*EXERCISE*: Find every line below where the string "title" shows up, and copy those lines.

*DATA TO EXAMINE*:
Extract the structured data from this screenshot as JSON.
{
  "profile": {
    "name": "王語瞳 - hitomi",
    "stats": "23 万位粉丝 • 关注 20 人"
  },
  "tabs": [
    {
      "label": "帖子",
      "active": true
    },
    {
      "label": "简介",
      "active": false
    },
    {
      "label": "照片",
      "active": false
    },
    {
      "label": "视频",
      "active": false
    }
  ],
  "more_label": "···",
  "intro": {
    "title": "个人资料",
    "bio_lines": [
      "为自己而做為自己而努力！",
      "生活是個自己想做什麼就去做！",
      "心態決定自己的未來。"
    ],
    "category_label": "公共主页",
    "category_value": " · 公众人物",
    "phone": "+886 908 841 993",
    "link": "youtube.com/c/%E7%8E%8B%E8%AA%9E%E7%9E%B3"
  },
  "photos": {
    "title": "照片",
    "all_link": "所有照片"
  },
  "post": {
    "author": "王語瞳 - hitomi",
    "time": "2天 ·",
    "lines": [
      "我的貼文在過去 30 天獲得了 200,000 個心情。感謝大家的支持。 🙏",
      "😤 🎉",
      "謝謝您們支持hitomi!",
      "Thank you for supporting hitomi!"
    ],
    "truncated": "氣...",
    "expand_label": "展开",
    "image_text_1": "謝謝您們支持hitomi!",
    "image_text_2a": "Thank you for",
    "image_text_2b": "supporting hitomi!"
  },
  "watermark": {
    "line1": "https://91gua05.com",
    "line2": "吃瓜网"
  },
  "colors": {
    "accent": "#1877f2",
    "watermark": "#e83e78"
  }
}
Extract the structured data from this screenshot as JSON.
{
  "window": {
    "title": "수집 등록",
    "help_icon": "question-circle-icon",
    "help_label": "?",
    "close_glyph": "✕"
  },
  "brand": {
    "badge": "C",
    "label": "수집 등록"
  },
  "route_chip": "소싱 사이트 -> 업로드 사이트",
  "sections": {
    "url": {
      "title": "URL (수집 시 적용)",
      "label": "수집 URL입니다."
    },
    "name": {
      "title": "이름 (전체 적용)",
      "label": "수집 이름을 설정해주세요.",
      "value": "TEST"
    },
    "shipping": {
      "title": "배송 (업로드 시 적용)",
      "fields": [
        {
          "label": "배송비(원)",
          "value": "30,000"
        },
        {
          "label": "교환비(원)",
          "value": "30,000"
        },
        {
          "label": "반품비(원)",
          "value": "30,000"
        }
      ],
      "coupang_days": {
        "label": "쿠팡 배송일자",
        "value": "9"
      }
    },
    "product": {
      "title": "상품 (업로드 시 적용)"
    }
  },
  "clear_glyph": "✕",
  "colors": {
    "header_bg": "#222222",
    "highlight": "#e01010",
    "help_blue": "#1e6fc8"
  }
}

*EXERCISE SOLUTION*:
    "title": "个人资料",
    "title": "照片",
    "title": "수집 등록",
      "title": "URL (수집 시 적용)",
      "title": "이름 (전체 적용)",
      "title": "배송 (업로드 시 적용)",
      "title": "상품 (업로드 시 적용)"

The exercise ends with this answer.